Where does the word "account" appear in the entries below? Copy each line that holds it.

Dataset excerpts
====
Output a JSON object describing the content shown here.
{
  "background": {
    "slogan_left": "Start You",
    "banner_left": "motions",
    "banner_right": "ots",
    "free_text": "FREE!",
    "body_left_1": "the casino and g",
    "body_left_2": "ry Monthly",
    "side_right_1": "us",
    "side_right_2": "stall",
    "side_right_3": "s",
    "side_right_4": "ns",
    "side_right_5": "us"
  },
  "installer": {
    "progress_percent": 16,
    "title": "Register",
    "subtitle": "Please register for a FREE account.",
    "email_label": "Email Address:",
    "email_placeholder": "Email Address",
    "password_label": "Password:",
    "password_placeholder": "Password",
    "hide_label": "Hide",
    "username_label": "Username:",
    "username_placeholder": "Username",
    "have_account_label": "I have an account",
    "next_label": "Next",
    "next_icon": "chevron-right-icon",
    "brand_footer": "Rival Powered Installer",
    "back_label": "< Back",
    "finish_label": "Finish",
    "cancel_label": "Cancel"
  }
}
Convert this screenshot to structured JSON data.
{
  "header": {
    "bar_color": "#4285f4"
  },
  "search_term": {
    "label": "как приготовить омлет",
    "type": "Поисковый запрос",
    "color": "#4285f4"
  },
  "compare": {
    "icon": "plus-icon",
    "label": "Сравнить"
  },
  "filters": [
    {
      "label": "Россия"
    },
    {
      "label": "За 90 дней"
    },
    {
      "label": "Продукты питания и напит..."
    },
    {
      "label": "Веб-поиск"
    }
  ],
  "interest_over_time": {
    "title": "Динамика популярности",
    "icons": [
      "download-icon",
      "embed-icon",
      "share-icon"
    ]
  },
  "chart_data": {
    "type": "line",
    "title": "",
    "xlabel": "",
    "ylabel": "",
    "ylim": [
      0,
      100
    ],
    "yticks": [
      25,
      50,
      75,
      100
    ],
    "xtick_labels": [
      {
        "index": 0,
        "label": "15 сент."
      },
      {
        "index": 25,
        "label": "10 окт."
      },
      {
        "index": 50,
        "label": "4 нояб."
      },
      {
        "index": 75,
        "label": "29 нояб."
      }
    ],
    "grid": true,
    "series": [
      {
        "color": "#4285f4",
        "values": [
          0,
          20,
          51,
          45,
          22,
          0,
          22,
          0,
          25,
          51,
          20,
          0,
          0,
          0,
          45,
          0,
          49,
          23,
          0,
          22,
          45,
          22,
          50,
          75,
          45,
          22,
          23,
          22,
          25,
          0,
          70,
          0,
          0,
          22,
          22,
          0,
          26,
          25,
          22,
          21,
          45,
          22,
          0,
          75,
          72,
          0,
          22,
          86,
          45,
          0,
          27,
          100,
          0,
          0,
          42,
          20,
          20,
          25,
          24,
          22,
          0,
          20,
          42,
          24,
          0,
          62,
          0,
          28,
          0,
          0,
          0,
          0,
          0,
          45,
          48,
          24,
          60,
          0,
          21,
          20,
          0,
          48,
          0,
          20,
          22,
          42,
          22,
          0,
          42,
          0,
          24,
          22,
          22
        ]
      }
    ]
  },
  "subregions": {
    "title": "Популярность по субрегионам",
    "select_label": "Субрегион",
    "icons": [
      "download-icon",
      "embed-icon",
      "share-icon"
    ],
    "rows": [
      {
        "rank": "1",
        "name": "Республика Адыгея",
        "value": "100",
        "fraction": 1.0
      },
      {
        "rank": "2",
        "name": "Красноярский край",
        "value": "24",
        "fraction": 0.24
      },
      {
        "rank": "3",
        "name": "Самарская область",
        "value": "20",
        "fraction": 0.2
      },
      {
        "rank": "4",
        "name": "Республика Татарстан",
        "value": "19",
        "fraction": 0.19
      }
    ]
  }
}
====
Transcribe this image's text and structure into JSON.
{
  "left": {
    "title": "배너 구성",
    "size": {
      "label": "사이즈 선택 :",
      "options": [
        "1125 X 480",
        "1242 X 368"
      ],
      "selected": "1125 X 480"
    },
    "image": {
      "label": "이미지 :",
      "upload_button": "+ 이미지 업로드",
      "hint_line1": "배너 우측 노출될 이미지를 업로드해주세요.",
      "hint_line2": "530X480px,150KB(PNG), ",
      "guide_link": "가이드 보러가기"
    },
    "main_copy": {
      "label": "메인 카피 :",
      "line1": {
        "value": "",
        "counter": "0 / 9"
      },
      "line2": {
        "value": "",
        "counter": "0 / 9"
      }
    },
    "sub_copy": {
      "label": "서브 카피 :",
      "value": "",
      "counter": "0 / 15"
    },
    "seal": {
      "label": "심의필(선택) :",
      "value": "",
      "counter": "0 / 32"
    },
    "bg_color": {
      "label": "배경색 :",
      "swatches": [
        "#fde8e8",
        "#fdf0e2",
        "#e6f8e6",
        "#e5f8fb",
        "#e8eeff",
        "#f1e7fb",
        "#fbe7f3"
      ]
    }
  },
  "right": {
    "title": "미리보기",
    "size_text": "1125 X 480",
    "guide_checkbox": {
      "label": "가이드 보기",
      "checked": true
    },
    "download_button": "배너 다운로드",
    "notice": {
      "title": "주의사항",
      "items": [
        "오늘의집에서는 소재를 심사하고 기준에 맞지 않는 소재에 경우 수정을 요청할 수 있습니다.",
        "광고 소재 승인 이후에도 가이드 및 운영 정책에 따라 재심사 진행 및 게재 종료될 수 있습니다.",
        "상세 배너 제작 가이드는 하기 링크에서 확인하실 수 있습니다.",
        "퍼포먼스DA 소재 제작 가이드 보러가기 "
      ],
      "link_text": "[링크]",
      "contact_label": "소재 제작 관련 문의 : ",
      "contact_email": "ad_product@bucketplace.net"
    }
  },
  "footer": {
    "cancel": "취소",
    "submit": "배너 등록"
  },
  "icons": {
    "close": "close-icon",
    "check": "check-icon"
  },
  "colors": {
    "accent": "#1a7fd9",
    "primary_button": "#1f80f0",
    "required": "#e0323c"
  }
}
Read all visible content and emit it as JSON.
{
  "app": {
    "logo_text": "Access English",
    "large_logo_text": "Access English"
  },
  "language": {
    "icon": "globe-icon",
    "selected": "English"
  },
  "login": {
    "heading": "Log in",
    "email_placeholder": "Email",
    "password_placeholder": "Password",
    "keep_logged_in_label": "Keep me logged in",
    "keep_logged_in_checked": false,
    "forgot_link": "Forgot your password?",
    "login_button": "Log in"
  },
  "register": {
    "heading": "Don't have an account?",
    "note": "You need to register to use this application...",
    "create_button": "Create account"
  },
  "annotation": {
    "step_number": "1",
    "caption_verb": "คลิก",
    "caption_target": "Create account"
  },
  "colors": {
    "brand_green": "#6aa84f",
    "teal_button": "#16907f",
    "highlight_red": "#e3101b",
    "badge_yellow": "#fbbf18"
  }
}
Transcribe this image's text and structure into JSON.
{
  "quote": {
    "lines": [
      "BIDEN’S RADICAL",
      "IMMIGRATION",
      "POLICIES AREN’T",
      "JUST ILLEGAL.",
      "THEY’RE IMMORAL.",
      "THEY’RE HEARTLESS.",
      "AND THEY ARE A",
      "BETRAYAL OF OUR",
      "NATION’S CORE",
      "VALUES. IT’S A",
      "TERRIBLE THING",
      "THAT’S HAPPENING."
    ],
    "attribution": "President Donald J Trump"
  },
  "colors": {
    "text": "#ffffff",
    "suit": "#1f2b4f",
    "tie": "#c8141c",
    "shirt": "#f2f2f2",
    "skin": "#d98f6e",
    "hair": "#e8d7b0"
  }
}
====
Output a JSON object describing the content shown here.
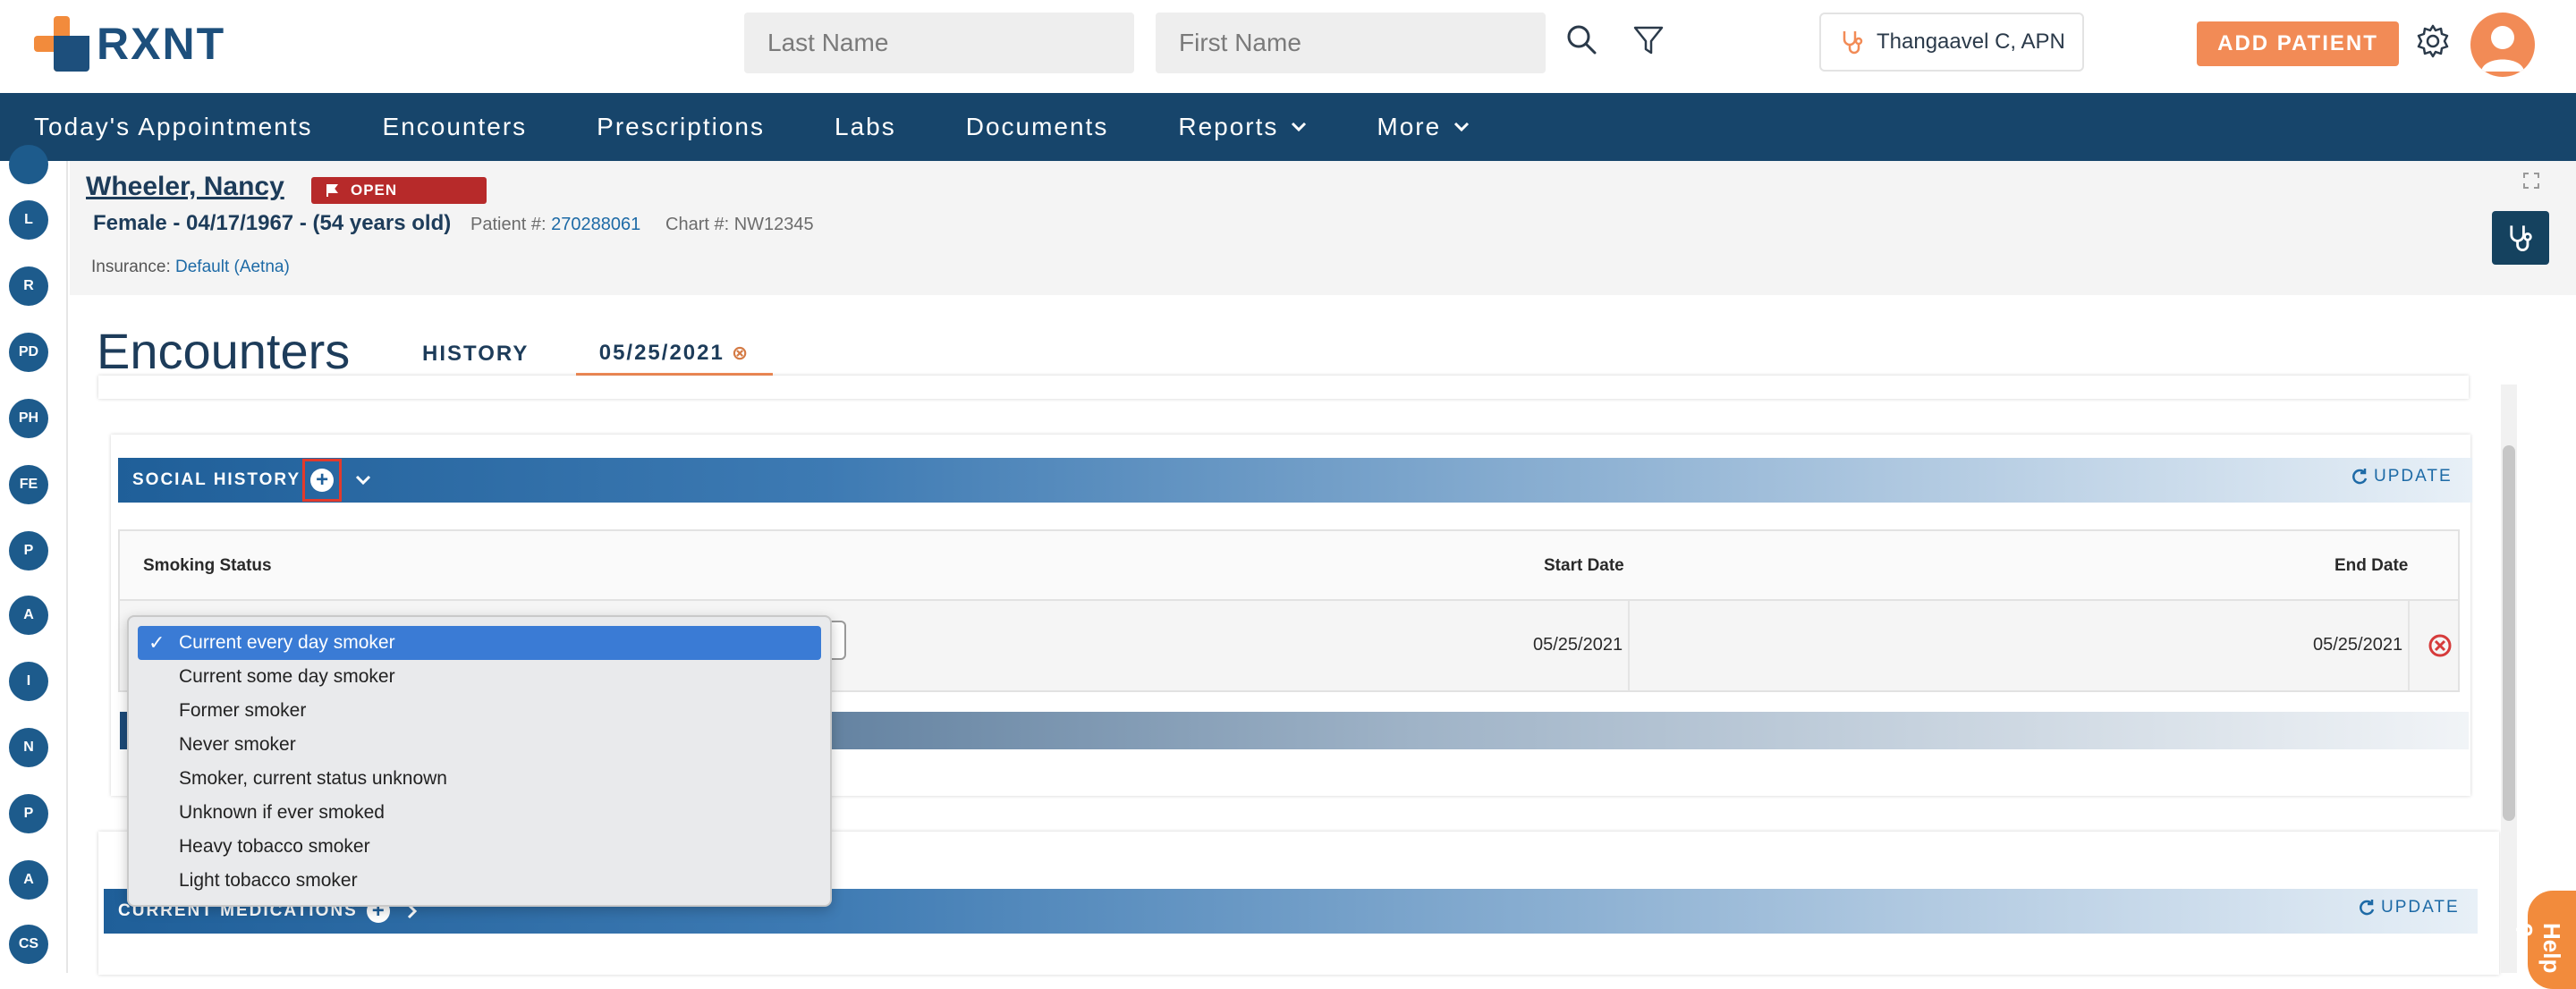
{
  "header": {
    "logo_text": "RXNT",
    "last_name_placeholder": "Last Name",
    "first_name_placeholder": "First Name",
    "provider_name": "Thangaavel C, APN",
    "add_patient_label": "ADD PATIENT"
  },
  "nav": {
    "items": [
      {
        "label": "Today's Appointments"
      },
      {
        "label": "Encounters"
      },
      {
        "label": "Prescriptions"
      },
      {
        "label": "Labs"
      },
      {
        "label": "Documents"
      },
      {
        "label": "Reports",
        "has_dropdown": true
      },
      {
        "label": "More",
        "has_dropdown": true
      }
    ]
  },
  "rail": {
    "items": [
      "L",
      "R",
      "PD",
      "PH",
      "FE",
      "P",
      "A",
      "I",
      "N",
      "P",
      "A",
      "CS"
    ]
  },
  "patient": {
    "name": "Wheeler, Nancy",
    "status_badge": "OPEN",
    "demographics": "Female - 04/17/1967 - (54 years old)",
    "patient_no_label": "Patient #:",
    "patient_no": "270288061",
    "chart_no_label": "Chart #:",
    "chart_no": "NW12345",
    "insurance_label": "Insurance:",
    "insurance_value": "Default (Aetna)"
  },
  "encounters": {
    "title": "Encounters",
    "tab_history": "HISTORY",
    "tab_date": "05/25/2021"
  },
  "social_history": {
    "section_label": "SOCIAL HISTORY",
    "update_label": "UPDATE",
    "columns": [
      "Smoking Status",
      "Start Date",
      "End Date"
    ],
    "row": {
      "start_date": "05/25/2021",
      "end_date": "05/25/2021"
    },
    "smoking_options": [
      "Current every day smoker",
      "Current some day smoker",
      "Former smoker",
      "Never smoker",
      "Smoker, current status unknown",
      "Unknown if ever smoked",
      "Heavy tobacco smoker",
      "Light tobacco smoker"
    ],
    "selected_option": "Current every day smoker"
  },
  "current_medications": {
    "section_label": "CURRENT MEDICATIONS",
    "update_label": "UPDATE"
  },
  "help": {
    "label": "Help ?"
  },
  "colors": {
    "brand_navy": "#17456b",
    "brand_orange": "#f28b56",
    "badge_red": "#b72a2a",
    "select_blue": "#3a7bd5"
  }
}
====
_Result of the exercise_:
    "subtitle": "Please register for a FREE account.",
    "have_account_label": "I have an account",
    "heading": "Don't have an account?",
    "create_button": "Create account"
    "caption_target": "Create account"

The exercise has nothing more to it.